Economic recovery complete!


Great. and we were about to seek to get a construction refi to remodel our house.


Lesson learned from previous housing bubble: If you are in the market to buy a home now, wait until after the crash to buy.

Save your money kids.


The majority of loans between the great recession and the fed’s first rate hike last year were refinances. People took advantage of all-time low rates. It’s only recently that purchase volume has begun to take off - and home construction has not kept up with demand. If there’s a weakness in this curve at all, it is with first-time homebuyers.

@Ceran_Swicegood, I’m with you on this one. Lenders are just not doing LTV’s much above 80% these days.


That’s basically what we did the last time. As the saying goes: the market can remain irrational longer than you can remain solvent, so be careful out there. Also: even if there is not another bubble on a national scale, it doesn’t mean your local market may not be overheated. Localized bubbles have happened in many places over the years.


We learn nothing because This Time It Will Be Different.


2008 debt = bad. 2018 debt = not as bad.


Really? B/c I bought in 2014 at 3.75% interest, 30 yrs, with only 5% down (PMI went away after 2 years b/c of how much local housing prices went up, and wasn’t much in any case). Best financial decision I could have made at the time. My housing expenses now are $600/month less than when I rented 4 years ago, and I’ve built up a lot of equity. I realize this is not most first time buyers’ experience, but I wasn’t aware the mortgage market had changed that much.

Also - that uptick in total debt (which I assume is outstanding total principle?) started at a time when rates were really low, compared to 2008 (today is still much lower than a decade ago). How much of that was new mortgages, versus cash-out refinances at lower rates but similar monthly payments?
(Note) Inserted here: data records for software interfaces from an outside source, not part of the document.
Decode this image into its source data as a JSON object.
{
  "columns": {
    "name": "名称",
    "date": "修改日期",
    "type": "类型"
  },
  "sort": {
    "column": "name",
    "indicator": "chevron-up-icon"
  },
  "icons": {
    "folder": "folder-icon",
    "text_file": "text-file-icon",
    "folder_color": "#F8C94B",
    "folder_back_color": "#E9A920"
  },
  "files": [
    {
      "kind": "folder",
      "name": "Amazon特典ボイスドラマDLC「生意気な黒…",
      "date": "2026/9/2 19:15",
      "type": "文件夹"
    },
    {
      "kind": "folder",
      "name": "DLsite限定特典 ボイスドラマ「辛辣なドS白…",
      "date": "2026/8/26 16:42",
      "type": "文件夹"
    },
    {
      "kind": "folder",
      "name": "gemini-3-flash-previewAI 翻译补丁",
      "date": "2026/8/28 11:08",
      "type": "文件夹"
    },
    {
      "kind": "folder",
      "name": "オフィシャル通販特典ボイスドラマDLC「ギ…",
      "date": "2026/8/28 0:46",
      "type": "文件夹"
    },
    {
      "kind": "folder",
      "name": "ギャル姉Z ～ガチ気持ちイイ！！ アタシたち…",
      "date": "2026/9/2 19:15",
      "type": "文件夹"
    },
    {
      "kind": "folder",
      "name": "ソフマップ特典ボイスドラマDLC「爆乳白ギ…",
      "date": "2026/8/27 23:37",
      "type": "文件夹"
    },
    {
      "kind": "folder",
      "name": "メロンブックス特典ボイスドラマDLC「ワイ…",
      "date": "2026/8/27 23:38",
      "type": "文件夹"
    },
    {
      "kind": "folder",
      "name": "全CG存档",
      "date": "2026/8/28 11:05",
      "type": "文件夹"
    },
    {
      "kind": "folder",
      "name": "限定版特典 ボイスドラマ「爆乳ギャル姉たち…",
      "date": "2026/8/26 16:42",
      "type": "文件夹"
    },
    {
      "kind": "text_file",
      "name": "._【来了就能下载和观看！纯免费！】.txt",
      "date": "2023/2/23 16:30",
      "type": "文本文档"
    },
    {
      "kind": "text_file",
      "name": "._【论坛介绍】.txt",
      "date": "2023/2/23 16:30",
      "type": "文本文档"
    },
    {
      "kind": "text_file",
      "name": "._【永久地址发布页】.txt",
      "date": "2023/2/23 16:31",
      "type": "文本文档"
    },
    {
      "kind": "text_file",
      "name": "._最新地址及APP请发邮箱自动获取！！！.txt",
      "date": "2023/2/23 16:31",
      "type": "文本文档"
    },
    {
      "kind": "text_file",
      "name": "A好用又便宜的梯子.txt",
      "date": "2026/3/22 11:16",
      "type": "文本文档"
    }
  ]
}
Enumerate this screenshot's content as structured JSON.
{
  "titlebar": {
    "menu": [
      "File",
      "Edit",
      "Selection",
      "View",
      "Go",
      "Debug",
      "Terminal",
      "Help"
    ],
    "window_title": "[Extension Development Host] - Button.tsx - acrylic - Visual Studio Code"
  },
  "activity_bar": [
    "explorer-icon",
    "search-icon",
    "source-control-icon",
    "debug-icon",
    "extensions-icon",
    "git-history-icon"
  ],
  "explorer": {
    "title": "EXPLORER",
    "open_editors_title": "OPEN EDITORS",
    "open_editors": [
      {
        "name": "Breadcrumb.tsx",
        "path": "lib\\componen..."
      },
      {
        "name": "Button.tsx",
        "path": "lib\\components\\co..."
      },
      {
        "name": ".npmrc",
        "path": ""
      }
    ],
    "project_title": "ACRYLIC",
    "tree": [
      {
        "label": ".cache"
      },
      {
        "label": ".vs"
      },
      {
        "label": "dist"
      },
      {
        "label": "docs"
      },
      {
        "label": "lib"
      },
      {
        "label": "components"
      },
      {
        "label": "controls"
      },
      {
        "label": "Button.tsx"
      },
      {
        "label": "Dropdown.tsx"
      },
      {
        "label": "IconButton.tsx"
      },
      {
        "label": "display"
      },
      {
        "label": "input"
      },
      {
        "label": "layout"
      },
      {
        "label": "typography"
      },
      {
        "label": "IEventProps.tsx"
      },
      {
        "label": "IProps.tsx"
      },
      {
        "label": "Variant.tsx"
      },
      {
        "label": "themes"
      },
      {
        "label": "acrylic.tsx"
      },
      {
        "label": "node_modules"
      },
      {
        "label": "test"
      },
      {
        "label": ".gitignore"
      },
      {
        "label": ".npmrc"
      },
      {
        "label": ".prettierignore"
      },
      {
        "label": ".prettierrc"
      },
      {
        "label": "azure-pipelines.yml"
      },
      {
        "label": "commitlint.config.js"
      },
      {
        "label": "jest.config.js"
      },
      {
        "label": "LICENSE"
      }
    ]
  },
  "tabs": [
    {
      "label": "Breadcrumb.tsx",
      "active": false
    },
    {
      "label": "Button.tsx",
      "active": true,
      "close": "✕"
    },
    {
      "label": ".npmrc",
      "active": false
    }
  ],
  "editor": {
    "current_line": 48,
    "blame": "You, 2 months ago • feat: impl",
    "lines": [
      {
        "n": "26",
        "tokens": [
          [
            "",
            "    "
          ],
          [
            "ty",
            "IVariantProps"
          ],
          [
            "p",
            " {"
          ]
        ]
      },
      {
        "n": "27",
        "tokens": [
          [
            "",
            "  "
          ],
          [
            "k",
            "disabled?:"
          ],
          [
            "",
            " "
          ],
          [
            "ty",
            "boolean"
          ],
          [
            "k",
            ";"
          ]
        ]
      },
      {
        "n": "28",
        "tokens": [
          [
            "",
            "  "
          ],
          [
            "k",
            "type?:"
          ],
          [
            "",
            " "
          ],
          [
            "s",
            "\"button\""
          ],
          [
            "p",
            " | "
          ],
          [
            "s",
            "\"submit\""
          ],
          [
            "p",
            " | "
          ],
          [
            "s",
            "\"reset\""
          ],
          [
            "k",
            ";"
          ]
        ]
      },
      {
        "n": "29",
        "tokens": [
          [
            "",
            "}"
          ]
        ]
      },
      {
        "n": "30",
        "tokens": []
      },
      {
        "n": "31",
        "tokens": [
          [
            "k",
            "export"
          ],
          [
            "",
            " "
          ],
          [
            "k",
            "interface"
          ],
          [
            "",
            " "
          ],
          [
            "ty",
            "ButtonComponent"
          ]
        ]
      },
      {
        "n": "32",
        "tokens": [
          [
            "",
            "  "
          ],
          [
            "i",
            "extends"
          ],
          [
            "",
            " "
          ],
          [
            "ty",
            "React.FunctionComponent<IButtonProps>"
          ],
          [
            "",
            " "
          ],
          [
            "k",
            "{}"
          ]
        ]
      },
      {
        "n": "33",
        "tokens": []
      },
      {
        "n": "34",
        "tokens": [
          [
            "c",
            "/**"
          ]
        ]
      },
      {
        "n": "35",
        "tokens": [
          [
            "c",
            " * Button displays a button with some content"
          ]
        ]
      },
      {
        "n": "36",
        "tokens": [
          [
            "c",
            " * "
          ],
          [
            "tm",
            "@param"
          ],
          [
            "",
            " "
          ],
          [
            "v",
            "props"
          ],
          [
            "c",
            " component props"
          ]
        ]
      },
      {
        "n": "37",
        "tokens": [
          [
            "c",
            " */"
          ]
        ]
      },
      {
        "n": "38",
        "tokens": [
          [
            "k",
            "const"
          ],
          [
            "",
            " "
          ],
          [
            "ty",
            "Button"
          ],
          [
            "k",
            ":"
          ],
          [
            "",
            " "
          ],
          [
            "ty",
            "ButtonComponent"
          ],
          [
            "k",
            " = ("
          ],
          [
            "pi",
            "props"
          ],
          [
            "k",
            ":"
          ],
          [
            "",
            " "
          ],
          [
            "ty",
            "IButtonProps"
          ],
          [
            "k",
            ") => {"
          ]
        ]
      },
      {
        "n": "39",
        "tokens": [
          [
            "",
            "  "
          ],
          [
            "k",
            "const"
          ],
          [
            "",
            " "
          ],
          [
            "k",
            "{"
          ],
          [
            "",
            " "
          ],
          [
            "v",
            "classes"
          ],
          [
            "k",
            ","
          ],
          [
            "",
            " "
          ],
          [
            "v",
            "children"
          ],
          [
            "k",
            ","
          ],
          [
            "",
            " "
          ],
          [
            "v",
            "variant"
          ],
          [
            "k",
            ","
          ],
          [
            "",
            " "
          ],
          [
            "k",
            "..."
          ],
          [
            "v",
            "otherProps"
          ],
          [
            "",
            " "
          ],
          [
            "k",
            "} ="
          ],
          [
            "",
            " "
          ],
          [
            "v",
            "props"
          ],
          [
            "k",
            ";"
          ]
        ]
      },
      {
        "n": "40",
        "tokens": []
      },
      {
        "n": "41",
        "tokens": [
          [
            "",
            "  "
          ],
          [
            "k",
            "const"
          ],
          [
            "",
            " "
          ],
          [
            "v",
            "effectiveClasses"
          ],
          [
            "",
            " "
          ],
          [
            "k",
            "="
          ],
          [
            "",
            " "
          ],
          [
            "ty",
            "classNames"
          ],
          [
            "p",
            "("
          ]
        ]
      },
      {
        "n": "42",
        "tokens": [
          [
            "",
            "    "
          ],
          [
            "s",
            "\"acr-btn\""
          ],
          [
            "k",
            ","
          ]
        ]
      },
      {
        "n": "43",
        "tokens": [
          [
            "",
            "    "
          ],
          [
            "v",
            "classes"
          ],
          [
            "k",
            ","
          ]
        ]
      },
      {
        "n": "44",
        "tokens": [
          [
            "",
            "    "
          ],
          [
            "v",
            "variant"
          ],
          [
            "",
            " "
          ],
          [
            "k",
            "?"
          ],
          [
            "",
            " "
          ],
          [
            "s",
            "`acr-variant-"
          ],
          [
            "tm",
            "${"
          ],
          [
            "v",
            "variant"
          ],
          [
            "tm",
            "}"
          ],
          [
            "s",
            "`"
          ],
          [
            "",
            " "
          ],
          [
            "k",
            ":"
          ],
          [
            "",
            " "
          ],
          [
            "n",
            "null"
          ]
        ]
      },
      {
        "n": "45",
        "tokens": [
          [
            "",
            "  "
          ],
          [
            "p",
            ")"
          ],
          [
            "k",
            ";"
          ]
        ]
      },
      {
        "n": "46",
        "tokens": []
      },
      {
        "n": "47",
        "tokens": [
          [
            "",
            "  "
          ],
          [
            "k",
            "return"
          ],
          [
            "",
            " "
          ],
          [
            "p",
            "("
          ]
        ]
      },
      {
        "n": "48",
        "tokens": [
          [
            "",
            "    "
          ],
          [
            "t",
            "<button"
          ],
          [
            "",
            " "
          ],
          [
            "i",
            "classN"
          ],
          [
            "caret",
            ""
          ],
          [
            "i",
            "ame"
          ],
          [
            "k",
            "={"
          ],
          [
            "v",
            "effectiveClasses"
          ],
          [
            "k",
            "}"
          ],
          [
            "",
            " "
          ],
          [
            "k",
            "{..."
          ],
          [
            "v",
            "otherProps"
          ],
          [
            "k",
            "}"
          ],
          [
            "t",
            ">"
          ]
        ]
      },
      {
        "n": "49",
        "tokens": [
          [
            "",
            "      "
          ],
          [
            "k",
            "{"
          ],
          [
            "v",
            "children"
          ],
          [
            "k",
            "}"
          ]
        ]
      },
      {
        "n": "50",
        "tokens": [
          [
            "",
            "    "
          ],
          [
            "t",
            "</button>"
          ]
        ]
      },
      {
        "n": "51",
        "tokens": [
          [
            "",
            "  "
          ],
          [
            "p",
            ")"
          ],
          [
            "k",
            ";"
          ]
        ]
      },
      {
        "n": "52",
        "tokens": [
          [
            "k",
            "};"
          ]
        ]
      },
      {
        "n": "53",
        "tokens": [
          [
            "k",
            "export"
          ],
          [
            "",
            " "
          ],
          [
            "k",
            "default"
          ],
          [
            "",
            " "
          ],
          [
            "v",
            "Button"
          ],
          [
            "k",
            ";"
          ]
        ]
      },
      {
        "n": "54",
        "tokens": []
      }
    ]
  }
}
Nope. Fixed that for you:

All dollar amounts adjusted to February 2018 US dollars using quarterly average CPI All Urban Consumers.

You are welcome.

PS I notice that (1) we are about where we were in 2005 and 2011, and (2) that the rate of growth in adjusted dollars since 2014 has been much slower than the growth leading up to the crash. I am not an economist or financial market analyst, but bubble-burst crashes tend to look like unprecedented steep growth followed by a cliff-like drop.


I analyze mortgage data for a living. It’s just last year that the majority of mortgages flipped from refi to purchase. Most of the refi’s at the beginning of the recession were no-cash-out in order to take advantage of federal programs. Cash out increased slowly between then and now. And overall volume has been going down.

With 5% down, was it an FHA or VA loan you obtained? That market is slightly different from conforming - typically 20% down with some affordable and first-time exceptions.

It would be interesting to know exactly what “total debt” is included in the graph - 1st liens only (purchase and refi)? Or 1st liens plus all Home Equity loans?


I think they simply used the “All Holders” figure from the Fed.